Unitrans International Inc., Anham FZCO, et al. — Government Contract Fraud ($45 million)

Our attorneys represented Rory Maxwell, John Bush, and Supreme Foodservice GmbH in a qui tam action under the False Claims Act against Unitrans International Inc., a privately held Virginia defense contracting company, and Anham FZCO, an associated Dubai Free Zone company, for making false certifications of compliance with the U.S. sanctions regime against Iran to induce the U.S. Defense Logistics Agency and the U.S. Army to award Anham wartime contracts to provide food and transportation to U.S. troops.  Our whistleblower clients also alleged Anham knowingly and falsely represented construction progress on its Bagram warehouse in related bid proposals to the government.  In December 2019, Unitrans agreed to pay $45 million to resolve criminal and civil allegations related to this alleged misconduct, which includes $27 million to resolve our whistleblower clients’ False Claims Act allegations.  Read more about the case at the Department of Justice website here and in The Washington Post here.

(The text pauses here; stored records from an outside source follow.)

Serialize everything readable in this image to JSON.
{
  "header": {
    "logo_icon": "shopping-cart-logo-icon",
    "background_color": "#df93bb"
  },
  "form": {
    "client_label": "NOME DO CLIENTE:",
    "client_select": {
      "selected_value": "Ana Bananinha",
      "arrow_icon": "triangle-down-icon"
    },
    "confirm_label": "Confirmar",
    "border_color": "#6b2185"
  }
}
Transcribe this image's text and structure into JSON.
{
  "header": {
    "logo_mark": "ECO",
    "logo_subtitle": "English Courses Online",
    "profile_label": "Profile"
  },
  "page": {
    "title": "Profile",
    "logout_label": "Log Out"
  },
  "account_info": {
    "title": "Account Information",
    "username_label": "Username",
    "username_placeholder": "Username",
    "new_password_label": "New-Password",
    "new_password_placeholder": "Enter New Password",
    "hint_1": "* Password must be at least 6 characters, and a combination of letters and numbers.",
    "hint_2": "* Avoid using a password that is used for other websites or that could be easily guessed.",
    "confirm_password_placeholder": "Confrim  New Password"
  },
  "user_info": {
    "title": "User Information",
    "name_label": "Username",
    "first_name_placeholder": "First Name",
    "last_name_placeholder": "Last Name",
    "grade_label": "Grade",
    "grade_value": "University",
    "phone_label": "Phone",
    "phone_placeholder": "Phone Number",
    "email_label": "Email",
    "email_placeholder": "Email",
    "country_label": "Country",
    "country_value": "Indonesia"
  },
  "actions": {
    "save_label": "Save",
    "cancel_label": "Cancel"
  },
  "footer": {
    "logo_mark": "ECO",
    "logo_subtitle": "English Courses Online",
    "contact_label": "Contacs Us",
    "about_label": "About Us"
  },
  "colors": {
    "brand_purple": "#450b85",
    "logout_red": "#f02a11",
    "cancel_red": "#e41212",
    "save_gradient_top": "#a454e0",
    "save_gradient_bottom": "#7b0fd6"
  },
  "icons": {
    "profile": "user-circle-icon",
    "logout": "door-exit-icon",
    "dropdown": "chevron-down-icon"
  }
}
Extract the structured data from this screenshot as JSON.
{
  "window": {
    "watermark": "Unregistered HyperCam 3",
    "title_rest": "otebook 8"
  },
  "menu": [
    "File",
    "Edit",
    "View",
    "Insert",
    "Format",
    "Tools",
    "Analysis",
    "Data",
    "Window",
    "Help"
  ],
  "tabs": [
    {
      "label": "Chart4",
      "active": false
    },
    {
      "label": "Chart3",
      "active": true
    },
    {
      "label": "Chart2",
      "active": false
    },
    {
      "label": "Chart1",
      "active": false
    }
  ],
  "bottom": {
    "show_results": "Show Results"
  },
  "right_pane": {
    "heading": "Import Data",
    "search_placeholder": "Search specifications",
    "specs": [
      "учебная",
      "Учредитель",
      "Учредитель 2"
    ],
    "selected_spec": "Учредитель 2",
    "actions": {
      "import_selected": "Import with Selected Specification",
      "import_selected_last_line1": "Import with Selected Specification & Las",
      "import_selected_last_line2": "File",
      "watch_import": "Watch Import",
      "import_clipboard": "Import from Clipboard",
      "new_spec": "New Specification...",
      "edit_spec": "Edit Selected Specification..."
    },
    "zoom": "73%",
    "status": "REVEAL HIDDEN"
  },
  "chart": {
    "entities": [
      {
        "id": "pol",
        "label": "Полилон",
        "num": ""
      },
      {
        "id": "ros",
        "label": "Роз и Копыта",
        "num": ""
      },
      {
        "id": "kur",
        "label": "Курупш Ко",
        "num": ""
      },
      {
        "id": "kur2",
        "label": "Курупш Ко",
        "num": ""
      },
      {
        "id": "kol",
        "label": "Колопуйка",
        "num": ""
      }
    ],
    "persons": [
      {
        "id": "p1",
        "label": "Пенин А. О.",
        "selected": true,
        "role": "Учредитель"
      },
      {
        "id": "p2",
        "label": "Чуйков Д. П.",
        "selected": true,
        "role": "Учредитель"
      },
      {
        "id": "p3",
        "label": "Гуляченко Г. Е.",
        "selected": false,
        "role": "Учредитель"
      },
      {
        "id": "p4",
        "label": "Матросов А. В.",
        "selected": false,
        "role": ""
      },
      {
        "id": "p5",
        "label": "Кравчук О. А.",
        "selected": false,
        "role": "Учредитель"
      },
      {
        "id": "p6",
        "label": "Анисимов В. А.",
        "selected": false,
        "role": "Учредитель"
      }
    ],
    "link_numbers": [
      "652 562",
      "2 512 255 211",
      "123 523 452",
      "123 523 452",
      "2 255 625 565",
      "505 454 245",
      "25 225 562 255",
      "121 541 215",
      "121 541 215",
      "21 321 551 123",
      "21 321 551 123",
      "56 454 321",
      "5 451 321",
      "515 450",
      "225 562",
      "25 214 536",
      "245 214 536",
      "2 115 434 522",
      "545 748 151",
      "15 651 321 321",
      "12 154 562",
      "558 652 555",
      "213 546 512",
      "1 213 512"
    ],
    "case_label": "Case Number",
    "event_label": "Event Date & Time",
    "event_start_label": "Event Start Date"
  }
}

Pure Collection – Customs Fraud ($908,100)

Constantine Cannon represented whistleblower Andrew Patrick, who worked for Pure Collection from 2010 to 2014, first as a sales representative in its U.K. call center and then in its U.K. packaging department. Mr. Patrick’s qui tam, or whistleblower, lawsuit alleged that since 2007 the defendants fraudulently and systematically avoided paying U.S. customs duties on its goods shipped from the United Kingdom to customers in the United States. Pure Collection and the e-retailer’s acting CEO, Samantha Harrison, have collectively agreed to a settlement of $908,100 to the U.S. Government. This lawsuit was one of the first to be brought by a U.K. whistleblower in which the U.S. Government intervened and successfully resolved the whistleblower’s False Claims Act allegations. Mr. Patrick will be awarded 18 percent of the total settlement.